After filing for Chapter 11 bankruptcy protection in May, there is no doubt that Aéropostale’s future is on the rocks.
Although a majority of the teen retailer’s financial troubles are in court filings, its store locations provide an in-person perspective of a highly confusing scenario. From the spooky emptiness of its once-occupied Times Square location to its thriving Manhattan Mall space, Aéropostale’s uncertain bankruptcy state is highly exposed and unfiltered to consumers everywhere.
As one of the top tourist shopping areas in New York City, Times Square plays host to several retail giants, including American Eagle Outfitters, Forever 21 and Levi’s. But when people walk to 1515 Broadway, they will find a ghostly, large and unoccupied retail space where Aéropostale once lived.
What was until recently Aéropostale’s Times Square store, this address is now a barren area with an Aéropostale Times Square sign covering the front doors. One poster with Aéropostale models hangs in a front window. The interior is completely empty, with no merchandise save for a sole repair man fixing the lights. A large “RKF.com Real Estate” sign hangs in one of the windows, with a phone number for interested parties. While this location was on Aéropostale’s list of store closings, it is unclear when the store permanently shuttered.
Meanwhile, at the Manhattan Mall on West 33rd Street, the Aéropostale store in this shopping center doesn’t indicate even a hint of bankruptcy. The storefront contains trendy mannequins dressed for back-to-school. Inside, the décor is neatly arranged and inviting with an Americana-meets-cool-camp-hangout theme. Graphic tees are folded in tidy stacks and jeans are arranged in wall display rows. On a Tuesday afternoon, the store was fairly busy with roughly 40 shoppers and four security guards pacing the floor.
In-store prices and promotions are close to consistent with those on the website, offering 60 percent off all new clothing arrivals. For girls’ apparel, blouses and shirts were $12, dress and rompers were $20 and up, denim was $20 and up and graphic tees were buy two, get one free. Mens’ clothing had similar price points, with graphic T-shirts at $9.80 and short sleeve tees starting at $15.
For its back-to-school campaign, Aéropostale still featured posters with Olympic gold medalist Aly Raisman and U.S. men’s soccer player Deandre Yedlin at the Manhattan Mall store. With a strong fall essentials presence, this location and many others demonstrate that Aéropostale is still banking on strong consumer activity despite its financial woes.

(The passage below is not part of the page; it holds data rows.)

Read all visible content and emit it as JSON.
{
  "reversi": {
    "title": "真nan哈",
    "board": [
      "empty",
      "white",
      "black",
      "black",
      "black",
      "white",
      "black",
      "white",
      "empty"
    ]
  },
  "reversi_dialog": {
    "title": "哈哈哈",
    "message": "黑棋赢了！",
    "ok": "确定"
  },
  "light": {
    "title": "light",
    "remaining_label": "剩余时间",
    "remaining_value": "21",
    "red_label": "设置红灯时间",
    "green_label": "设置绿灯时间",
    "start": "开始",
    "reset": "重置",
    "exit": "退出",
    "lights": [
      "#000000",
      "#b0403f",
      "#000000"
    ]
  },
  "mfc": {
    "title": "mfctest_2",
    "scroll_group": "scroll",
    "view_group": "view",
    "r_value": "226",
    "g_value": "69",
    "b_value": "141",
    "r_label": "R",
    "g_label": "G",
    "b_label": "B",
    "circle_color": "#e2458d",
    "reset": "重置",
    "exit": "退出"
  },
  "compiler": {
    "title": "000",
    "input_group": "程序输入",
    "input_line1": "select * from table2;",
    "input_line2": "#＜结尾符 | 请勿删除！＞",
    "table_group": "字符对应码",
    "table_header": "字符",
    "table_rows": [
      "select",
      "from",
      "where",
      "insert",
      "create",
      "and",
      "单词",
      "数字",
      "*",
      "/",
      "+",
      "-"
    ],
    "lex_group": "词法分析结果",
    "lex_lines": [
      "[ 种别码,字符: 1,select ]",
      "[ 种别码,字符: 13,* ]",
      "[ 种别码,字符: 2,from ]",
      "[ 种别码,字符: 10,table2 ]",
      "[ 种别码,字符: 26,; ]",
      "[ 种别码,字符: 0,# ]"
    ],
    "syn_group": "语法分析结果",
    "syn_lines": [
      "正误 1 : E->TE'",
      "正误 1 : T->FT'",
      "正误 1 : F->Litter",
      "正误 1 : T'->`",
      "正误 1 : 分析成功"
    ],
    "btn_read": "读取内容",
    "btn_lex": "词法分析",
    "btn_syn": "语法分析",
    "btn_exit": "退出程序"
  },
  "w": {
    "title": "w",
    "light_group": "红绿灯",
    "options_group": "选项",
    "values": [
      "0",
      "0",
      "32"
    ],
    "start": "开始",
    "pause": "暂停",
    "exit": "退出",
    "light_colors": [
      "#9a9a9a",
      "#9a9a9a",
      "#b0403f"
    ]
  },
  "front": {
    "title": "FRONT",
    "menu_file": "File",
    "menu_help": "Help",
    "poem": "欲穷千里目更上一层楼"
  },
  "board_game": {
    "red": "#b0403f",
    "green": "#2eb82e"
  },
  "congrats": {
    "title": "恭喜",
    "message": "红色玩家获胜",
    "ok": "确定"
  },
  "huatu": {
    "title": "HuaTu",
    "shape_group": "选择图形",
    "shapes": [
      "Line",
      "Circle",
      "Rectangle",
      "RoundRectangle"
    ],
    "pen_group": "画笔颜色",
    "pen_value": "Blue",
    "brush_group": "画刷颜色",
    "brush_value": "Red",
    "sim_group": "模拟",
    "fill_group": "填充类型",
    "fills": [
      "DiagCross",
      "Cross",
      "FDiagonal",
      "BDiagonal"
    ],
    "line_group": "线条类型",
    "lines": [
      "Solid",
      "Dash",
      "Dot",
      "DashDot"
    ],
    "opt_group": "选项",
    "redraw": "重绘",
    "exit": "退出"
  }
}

According to recent court filings, the retailer is in talks with private-equity firm Versa Capital to be its “stalking horse” bidder. This could help Aéropostale out of its bad financial situation by providing an inventory cash payment, securing more than 500 current store leases and allowing company employees to keep their jobs.